This month, we are so excited to highlight Robert Desbrosse, one of our favorite producers from our Cellarage Portfolio -Wine Cellarage’s exclusive portfolio of hand-selected wines. We believe that sharing our stories, as well as the stories of the wines we carry, is a vital responsibility we have to you, our valued customers.
For generations, the Desbrosse family has perpetuated the art of the vine, as evidenced by this old postcard from 1908. The grapes come exclusively from their plots and they oversee all stages, from Production to Marketing. Composed of Chardonnay, Pinot Meunier and Pinot Black, the south-facing slopes provide optimal sunshine. Every September, forty pickers pick the grapes by hand. The hand picking preserves the grapes whose juice, promises a pure champagne and an excellent quality.
The idea of wine storage, or cellaring, may evoke images of a vast cellar filled with dusty bottles of priceless vintage Bordeaux… overwhelming to say the least. The truth is that, unless you have a large collection of fine wines that you’re planning to cellar for years, anyone looking to store wines for a later date can do so by learning a few things about proper wine storage. We have put together a list of the most common myths surrounding wine cellaring:
Myth #1: All wines benefit from cellaring
The most important thing to remember regarding cellaring wine is that most wine isn’t meant to be cellared. The huge majority of the world’s wines don’t have what it takes to age for decades. Most wines are meant to be enjoyed in the first one to five years of their lives and even those wines that have the potential to develop slowly over many years will achieve their potential only if they’re properly stored.
Aged wine is better wine
Everyone who is passionate about wine should know how old wine tastes. It’s not that old wine is better, it’s just different; any older wine delivers a different spectrum of flavors from what you would taste in a young wine.

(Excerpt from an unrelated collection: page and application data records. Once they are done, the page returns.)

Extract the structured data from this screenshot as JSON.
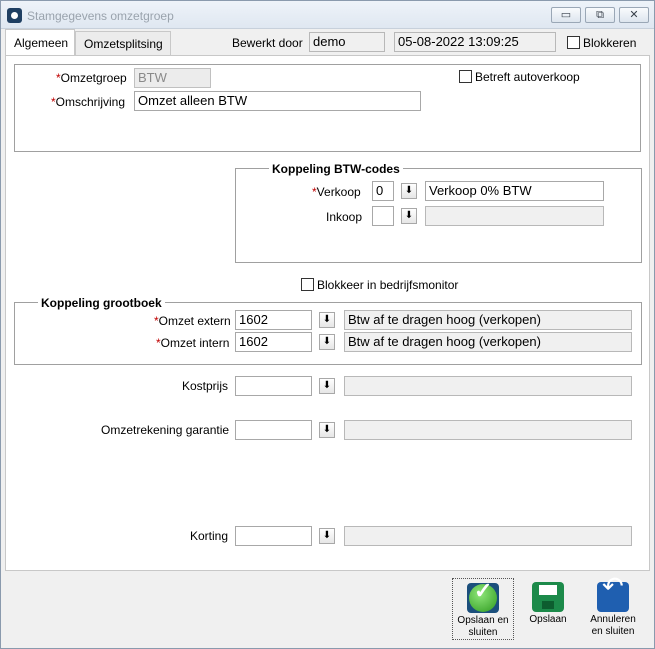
{
  "window": {
    "title": "Stamgegevens omzetgroep",
    "minimize_label": "▭",
    "maximize_label": "⧉",
    "close_label": "✕"
  },
  "tabs": [
    {
      "label": "Algemeen",
      "active": true
    },
    {
      "label": "Omzetsplitsing",
      "active": false
    }
  ],
  "header": {
    "bewerkt_door_label": "Bewerkt door",
    "bewerkt_door_value": "demo",
    "timestamp": "05-08-2022 13:09:25",
    "blokkeren_label": "Blokkeren",
    "blokkeren_checked": false
  },
  "general": {
    "required_mark": "*",
    "omzetgroep_label": "Omzetgroep",
    "omzetgroep_value": "BTW",
    "omschrijving_label": "Omschrijving",
    "omschrijving_value": "Omzet alleen BTW",
    "betreft_autoverkoop_label": "Betreft autoverkoop",
    "betreft_autoverkoop_checked": false
  },
  "btw": {
    "title": "Koppeling BTW-codes",
    "verkoop_label": "Verkoop",
    "verkoop_code": "0",
    "verkoop_desc": "Verkoop 0% BTW",
    "inkoop_label": "Inkoop",
    "inkoop_code": "",
    "inkoop_desc": ""
  },
  "blokkeer_label": "Blokkeer in bedrijfsmonitor",
  "grootboek": {
    "title": "Koppeling grootboek",
    "omzet_extern_label": "Omzet extern",
    "omzet_extern_code": "1602",
    "omzet_extern_desc": "Btw af te dragen hoog (verkopen)",
    "omzet_intern_label": "Omzet intern",
    "omzet_intern_code": "1602",
    "omzet_intern_desc": "Btw af te dragen hoog (verkopen)"
  },
  "other": {
    "kostprijs_label": "Kostprijs",
    "omzetrekening_garantie_label": "Omzetrekening garantie",
    "korting_label": "Korting"
  },
  "lookup_glyph": "⬇",
  "actions": {
    "save_close_line1": "Opslaan en",
    "save_close_line2": "sluiten",
    "save_label": "Opslaan",
    "cancel_line1": "Annuleren",
    "cancel_line2": "en sluiten"
  }
}
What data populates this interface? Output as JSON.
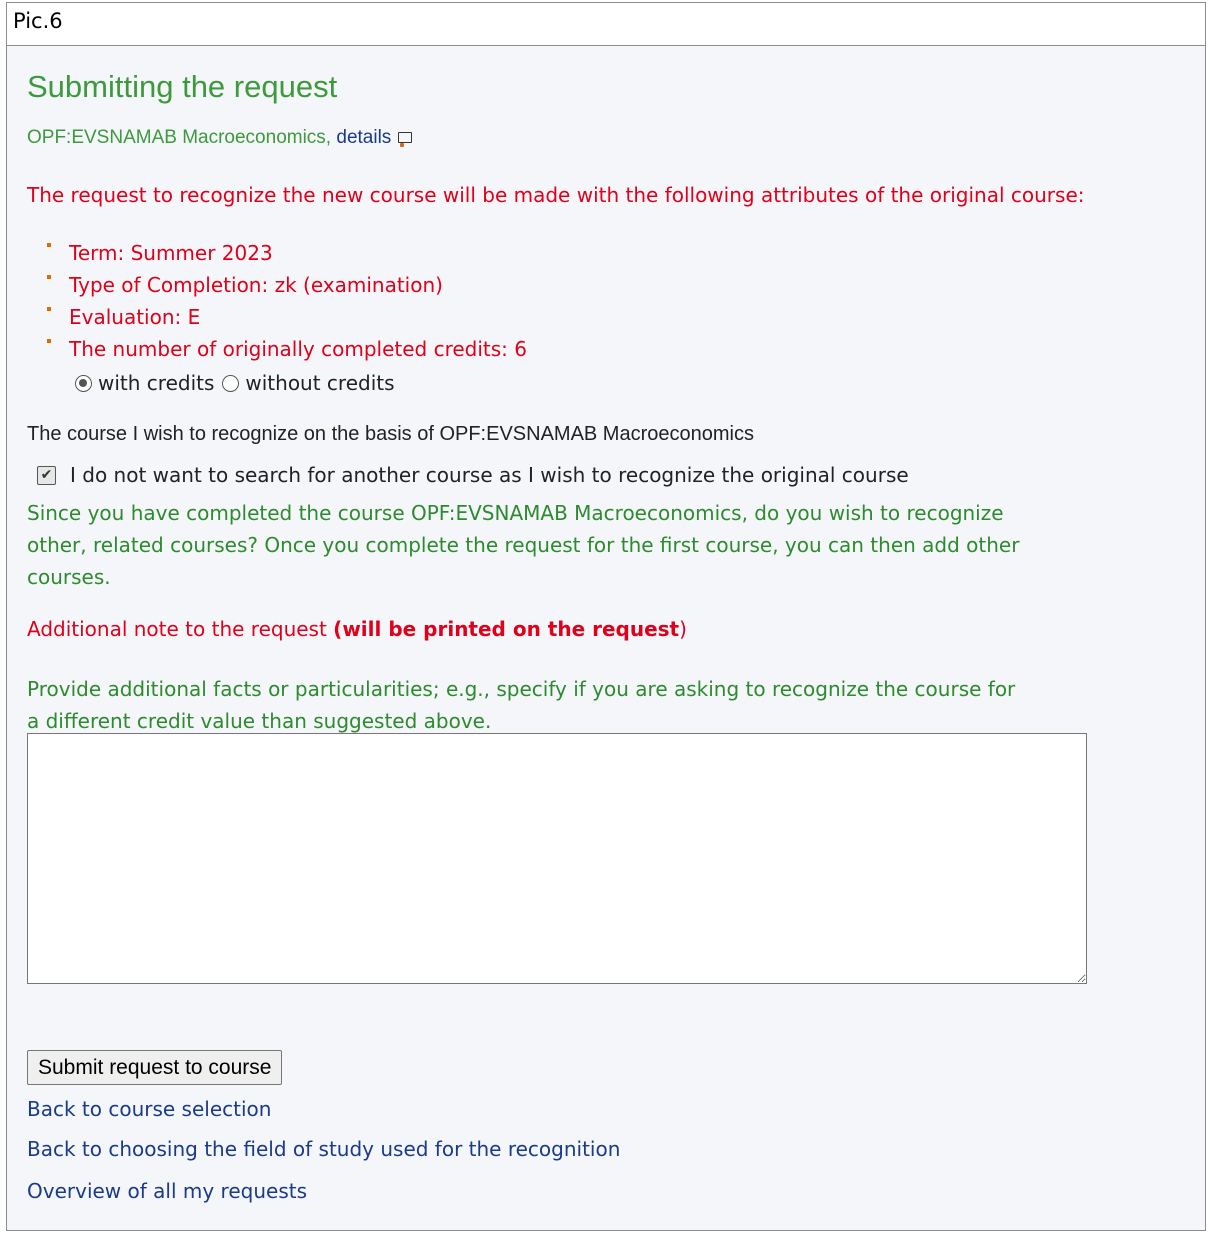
{
  "caption": "Pic.6",
  "title": "Submitting the request",
  "course": {
    "code_name": "OPF:EVSNAMAB Macroeconomics,",
    "details_link": "details",
    "details_icon": "external-window-icon"
  },
  "intro": "The request to recognize the new course will be made with the following attributes of the original course:",
  "attributes": [
    "Term: Summer 2023",
    "Type of Completion: zk (examination)",
    "Evaluation: E",
    "The number of originally completed credits: 6"
  ],
  "credit_options": {
    "with_label": "with credits",
    "without_label": "without credits",
    "selected": "with credits"
  },
  "basis_label": "The course I wish to recognize on the basis of OPF:EVSNAMAB Macroeconomics",
  "no_search_checkbox": {
    "label": "I do not want to search for another course as I wish to recognize the original course",
    "checked": true
  },
  "related_text": "Since you have completed the course OPF:EVSNAMAB Macroeconomics, do you wish to recognize other, related courses? Once you complete the request for the first course, you can then add other courses.",
  "note": {
    "label": "Additional note to the request ",
    "bold": "(will be printed on the request",
    "suffix": ")",
    "hint": "Provide additional facts or particularities; e.g., specify if you are asking to recognize the course for a different credit value than suggested above.",
    "value": ""
  },
  "submit_label": "Submit request to course",
  "links": [
    "Back to course selection",
    "Back to choosing the field of study used for the recognition",
    "Overview of all my requests"
  ],
  "colors": {
    "green": "#3c9a3c",
    "red": "#e0001a",
    "link": "#1a3a8a"
  }
}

Even if you are a novice wine-taster, a properly aged wine will taste and feel very different from the younger version.
Merriam-Webster dictionary defines “DECANT” as a transitive verb:
1: to draw off (a liquid) without disturbing the sediment or the lower liquid layers
2: to pour from one vessel into another
What should we decant?
Old and young wines! Red and white! Decanting introduces oxygen back into the wine, which helps release more pleasant flavors and scents (it can also help remove bottle stink caused by sulphur preservatives). Most wines can benefit from a bit of aeration and decanters allow for a larger surface area of wine to have contact with oxygen. Careful though! Decanting a wine too much can ruin it.
Why do we decant?
Older wines are decanted to separate the liquid from the bitter sediment that may have formed in the bottom of the bottle, but don’t need to breathe for a long time. Older wines should be opened close to when they are being consumed. Young wines can be closed and tight on the palate, so they are decanted to aerate, soften, and open up. Younger wines, depending on how strong they are, can be decanted from as little as a few minutes to as much as 6+ hours.